Communicating visually is one of the best ways for a brand to engage and connect with its audience. As a result, the demand for eye-catching visual content is increasingly on the rise.
So how do marketing and creative professionals keep up and manage the constant need for visual assets? What are their main use-cases for photos and videos? And what are the biggest challenges when it comes to distributing that content quickly and efficiently?
To get to the bottom of these questions (and many more), check out our new report in partnership with Contently, 2018 Report: Engaging Your Audience with Visual Content.
One area we were particularly curious about was how marketers are creating and organizing visual content today. After all, if sharing visual content is fundamental to helping organizations engage with their audiences, then we wanted to know how professionals create assets internally and keep that content accessible. We also wanted to understand how professionals are optimising their content for SEO purposes. Most professionals were independent in SEO optimisation, but it was interesting to find that some professionals were collaborating with a consultant or agency that offer SEO for small business professionals, as they can directly contact them when they need pages, sites and content optimised for SEO. We found it really interesting, but we will save that for another post, so we’ll focus just on visual content and assets for now.
Here’s a look at what we found.
First, we wanted to know how marketers would best describe the system they use to organize their visual content. 33% said they use a cloud-based digital asset management system. Take a look:
Interestingly, many of the participants who wouldn’t call their system organize also cite social media as the number one use-case for their photos and videos. This trend suggests organizations produce content for visually focused social media platforms but don’t necessarily have a good system in place to easily find and share that content.
We then wanted to know compared to previous years, how important speed is when looking for visual content. 63% said “more important.” See here:
When we looked closely at the 63% who said that finding visual assets quickly is “more important” today compared to previous years, we found that the top industries represented were marketing (23%), education (15%), media, (9%), and non-profit (8%).

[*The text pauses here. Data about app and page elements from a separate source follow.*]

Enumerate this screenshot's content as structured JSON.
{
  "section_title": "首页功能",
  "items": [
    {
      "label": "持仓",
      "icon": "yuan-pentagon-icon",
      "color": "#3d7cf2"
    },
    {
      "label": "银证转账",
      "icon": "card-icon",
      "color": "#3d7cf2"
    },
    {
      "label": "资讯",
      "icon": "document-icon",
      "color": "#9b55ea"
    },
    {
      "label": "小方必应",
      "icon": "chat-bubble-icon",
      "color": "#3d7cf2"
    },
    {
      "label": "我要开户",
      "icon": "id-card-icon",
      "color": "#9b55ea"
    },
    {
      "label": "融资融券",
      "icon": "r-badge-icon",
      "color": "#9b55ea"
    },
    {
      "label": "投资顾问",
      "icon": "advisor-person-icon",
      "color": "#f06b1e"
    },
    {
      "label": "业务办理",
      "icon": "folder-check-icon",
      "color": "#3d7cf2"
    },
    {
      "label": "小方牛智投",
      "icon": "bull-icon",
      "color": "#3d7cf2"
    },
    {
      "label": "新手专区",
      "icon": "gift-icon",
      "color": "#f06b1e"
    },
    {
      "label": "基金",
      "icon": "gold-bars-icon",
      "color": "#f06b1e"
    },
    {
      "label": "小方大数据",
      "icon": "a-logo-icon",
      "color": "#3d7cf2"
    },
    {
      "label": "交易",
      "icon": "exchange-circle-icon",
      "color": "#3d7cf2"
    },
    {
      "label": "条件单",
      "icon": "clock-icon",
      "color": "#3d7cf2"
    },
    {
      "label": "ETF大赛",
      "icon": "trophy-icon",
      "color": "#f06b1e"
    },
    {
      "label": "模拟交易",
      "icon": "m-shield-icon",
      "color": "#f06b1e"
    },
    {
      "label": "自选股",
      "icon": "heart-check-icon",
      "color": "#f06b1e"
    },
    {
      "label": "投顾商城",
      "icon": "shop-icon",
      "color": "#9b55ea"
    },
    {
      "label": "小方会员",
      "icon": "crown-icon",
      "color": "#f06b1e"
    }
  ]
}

When it comes to locating visual assets quickly, we were also curious if marketing teams have a good system in place for tagging and organizing visual assets (with metadata, keywords, etc) to help find content faster. Most do not.
Of those who answered “No,” 58% also said speed is “important” or “very important” when looking for an asset for marketing purposes.
The takeaway? Although speed in locating assets is a priority, many creative professionals still don’t have a metadata or tagging system in place to make it easier to find assets quickly.
And although a large segment do not have a method for tagging their visual assets, most participants do understand that captions, title text, etc. can help improve the SEO of their visual assets. When we asked: Do you add captions, alt text, and title text to improve the SEO of your visual assets? 69% said “Yes.” It would be really interesting to find out what percentage of that 69% actually used a marketing agency to help them optimise their content because it can be a relatively tricky task to complete to a high level. This is why most small businesses or individuals opt to use an agency for support unless they are already knowledgeable within SEO.
Next, we wanted to find a benchmark for the timeline of the average creative process, and we asked how long it takes to create and publish content from start to finish. So we asked this:
While most participants say they can produce, approve, and share an asset in fewer than seven days, 39% still take over a week to get something out the door. 30% of those who take longer than a week cite “movement between visual content creators, marketers and other stakeholders” as the biggest obstacle in sharing content with their audiences. Clearly, bottleneck is a problem.
We then asked about the tools marketers are using to create and edit visual content. Participants were asked to choose all that apply. Here are the top 5 responses:
We were also curious about which types of visual content is the most difficult to make. Here’s what we discovered:
We learned earlier in the report that 69% of participants said their need for video is increasing. Here, we discover that 81% say video (either custom or live) is the hardest content to create.
The takeaway? The need for video is growing, but producing this content presents the biggest challenge.
To figure out the root of these challenges, we also asked a few follow up questions about the participants’ teams, including how many people are tasked with creating visual content.
To learn more about how marketers and creative professionals are navigating the growing need for visual storytelling today, check out the 2018 Report: Engaging Your Audience with Visual Content.